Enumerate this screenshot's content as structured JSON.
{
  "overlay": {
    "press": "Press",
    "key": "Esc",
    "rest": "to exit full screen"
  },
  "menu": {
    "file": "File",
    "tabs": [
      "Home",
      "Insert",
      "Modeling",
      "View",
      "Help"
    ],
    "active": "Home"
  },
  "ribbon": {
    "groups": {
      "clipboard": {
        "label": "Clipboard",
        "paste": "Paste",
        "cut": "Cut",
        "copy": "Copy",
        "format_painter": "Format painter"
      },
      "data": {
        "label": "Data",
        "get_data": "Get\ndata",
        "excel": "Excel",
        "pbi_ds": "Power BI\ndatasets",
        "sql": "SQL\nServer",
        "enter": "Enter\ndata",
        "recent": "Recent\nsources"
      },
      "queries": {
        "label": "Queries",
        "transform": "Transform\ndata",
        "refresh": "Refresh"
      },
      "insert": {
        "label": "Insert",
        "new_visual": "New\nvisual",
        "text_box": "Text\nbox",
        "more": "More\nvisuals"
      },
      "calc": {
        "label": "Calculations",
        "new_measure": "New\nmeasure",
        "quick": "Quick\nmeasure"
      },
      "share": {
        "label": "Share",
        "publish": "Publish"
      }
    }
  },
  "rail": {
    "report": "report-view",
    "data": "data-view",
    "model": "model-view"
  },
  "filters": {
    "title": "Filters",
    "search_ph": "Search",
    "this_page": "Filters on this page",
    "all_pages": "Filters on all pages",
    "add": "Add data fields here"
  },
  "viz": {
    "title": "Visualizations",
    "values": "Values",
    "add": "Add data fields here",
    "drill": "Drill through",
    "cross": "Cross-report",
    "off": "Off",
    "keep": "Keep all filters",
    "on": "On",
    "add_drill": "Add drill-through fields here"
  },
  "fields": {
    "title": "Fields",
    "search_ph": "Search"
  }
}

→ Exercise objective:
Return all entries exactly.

→ Exercise solution:
Enumerate this screenshot's content as structured JSON.
{
  "overlay": {
    "press": "Press",
    "key": "Esc",
    "rest": "to exit full screen"
  },
  "menu": {
    "file": "File",
    "tabs": [
      "Home",
      "Insert",
      "Modeling",
      "View",
      "Help"
    ],
    "active": "Home"
  },
  "ribbon": {
    "groups": {
      "clipboard": {
        "label": "Clipboard",
        "paste": "Paste",
        "cut": "Cut",
        "copy": "Copy",
        "format_painter": "Format painter"
      },
      "data": {
        "label": "Data",
        "get_data": "Get\ndata",
        "excel": "Excel",
        "pbi_ds": "Power BI\ndatasets",
        "sql": "SQL\nServer",
        "enter": "Enter\ndata",
        "recent": "Recent\nsources"
      },
      "queries": {
        "label": "Queries",
        "transform": "Transform\ndata",
        "refresh": "Refresh"
      },
      "insert": {
        "label": "Insert",
        "new_visual": "New\nvisual",
        "text_box": "Text\nbox",
        "more": "More\nvisuals"
      },
      "calc": {
        "label": "Calculations",
        "new_measure": "New\nmeasure",
        "quick": "Quick\nmeasure"
      },
      "share": {
        "label": "Share",
        "publish": "Publish"
      }
    }
  },
  "rail": {
    "report": "report-view",
    "data": "data-view",
    "model": "model-view"
  },
  "filters": {
    "title": "Filters",
    "search_ph": "Search",
    "this_page": "Filters on this page",
    "all_pages": "Filters on all pages",
    "add": "Add data fields here"
  },
  "viz": {
    "title": "Visualizations",
    "values": "Values",
    "add": "Add data fields here",
    "drill": "Drill through",
    "cross": "Cross-report",
    "off": "Off",
    "keep": "Keep all filters",
    "on": "On",
    "add_drill": "Add drill-through fields here"
  },
  "fields": {
    "title": "Fields",
    "search_ph": "Search"
  }
}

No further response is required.